Eggs and more eggs!
You can't escape eggs at the moment. Whether you're reading about the shortages brought on by this winter's outbreak of avian flu or have hens of your own to worry about, those eggs will be on your mind, and the chocolate ones have been in the shops at least a month already! Eggs feature in spring folk customs right across the northern hemisphere. It is commonly told that our Easter eggs have their origins in German and Norse paganism, but that is to ignore their importance in the Jewish Passover ritual and the presence of painted and gilded eggs as symbols of death and rebirth in many parts of ancient Asia and Africa. As a specifically Christian symbol, the tradition of painting and exchanging eggs appears to have been adopted first by early Christians in Mesopotamia. From there, the custom spread through the Orthodox churches and had become common in the western Church some time before the seventeenth century.
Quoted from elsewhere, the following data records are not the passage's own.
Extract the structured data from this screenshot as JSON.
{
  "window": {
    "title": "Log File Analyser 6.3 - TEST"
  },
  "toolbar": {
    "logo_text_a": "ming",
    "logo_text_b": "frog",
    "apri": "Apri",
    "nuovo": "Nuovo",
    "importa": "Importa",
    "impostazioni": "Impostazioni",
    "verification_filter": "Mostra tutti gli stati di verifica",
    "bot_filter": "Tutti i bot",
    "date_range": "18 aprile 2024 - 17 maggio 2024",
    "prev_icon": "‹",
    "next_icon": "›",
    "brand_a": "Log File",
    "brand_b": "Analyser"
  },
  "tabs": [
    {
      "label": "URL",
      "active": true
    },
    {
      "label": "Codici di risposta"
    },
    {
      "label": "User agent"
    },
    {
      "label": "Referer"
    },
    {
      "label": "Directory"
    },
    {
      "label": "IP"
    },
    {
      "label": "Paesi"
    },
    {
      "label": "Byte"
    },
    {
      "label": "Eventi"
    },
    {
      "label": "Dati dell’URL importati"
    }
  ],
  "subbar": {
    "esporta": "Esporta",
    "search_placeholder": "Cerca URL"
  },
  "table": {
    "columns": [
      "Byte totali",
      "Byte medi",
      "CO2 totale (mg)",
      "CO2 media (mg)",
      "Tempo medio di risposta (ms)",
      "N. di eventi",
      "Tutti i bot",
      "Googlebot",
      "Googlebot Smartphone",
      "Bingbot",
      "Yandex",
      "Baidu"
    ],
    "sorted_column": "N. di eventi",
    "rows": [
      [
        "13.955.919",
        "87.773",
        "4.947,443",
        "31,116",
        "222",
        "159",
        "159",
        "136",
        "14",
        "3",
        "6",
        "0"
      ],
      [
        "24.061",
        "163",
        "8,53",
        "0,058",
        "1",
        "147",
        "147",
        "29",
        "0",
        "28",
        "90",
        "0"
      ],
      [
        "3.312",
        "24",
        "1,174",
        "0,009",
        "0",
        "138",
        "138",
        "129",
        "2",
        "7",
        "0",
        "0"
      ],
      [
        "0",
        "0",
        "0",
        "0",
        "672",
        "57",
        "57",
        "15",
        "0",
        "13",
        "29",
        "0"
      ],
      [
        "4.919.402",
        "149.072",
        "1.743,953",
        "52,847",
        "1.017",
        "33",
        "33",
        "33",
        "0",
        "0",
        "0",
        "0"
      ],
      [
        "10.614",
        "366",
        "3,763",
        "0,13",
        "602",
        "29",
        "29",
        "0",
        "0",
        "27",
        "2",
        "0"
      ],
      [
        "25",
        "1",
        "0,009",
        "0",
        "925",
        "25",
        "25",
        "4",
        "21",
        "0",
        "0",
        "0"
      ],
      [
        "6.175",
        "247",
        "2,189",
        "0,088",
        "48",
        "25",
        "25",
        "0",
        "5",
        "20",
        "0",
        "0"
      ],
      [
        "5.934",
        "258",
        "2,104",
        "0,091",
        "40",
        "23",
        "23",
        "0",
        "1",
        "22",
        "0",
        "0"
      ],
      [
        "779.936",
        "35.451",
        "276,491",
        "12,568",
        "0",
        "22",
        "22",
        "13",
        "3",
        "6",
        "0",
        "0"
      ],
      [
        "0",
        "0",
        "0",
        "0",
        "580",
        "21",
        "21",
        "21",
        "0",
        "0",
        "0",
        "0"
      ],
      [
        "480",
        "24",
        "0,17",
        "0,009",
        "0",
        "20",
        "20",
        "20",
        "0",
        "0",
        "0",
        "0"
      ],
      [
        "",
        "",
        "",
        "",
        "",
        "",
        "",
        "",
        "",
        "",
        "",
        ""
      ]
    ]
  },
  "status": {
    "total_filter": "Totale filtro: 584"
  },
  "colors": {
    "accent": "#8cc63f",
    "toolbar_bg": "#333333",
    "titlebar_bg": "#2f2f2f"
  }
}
The first edition of the Roman Ritual, from 1610 includes prayers already in use for the blessing of Easter foods, including eggs.
Anyone who keeps hens, of course, will tell you that they stop laying as the days get shorter, starting again in early February (August in the southern hemisphere). With traditional Lenten abstinence added to that break. European households would have had a growing surplus of eggs by Easter, which they needed to use up fairly quickly. Hard-boiled eggs, egg-enriched breads, chopped eggs in soups, and both sweet and savoury cheesecakes have been served at family Paschal gatherings for generations. Easter hospitality is extremely important to me, and we like to gather family together around our table for the festival, so I'd like to add to that canon with some ideas from our own Easter celebrations.
These are a great idea for a quick starter, especially if you are feeding children. Both involve breaking an egg into a pot or ramekin with other flavoursome morsels. Use your imagination for what your own family might enjoy - chopped onions and mushrooms fried with bacon; spicy tomatoes and peppers; smoked haddock or salmon. The possibilities are endless. For coddled eggs, the pots need to be covered then steamed; for cocotte, add a tablespoon of double (heavy) cream and bake in the oven in a tray of hot water.
This dish of Ashkenazi origin is a treat for many Jewish households at Passover and other festivals. Chicken livers, which are koshered beforehand, are lightly fried in schmaltz (chicken fat) and chopped together with fried onions and hard-boiled eggs. Don't be tempted to mince the mixture too finely: it's best served as a coarse pâté, not a smooth paste. If you do not keep a kosher lifestyle, raw livers can be used, so long as you have trimmed them well and removed all traces of fat, membrane and vein tissue. Serve with tangy pickled gherkins or beetroot & horseradish relish.
Everyone loves a nice quiche, don't they? Served just warm, they make an elegant starter at dinner or a simple main course at lunch. Keep the egg mixture really simple - just cream, eggs and seasoning - and fill the case with wonderful spring goodies like cooked leeks, blanched baby broccoli, cooked crab, smoked haddock or fresh herbs.
https://recipegoldmine.com/worldrussian/ukrainian-cheese-paska.html - has been adapted for American readers, using ricotta and fresh cream: I'd seek out proper tvorog and smetana, both of which are sharper in flavour and offer a pleasant contrast to the richness of the dessert. They're fairly easy to come by in the UK now that most towns have a Polish/Latvian/Lithuanian grocer's shop. If you want to be really authentic, you can buy a mould online, but it is just as good made in a colander or new, clean flowerpot.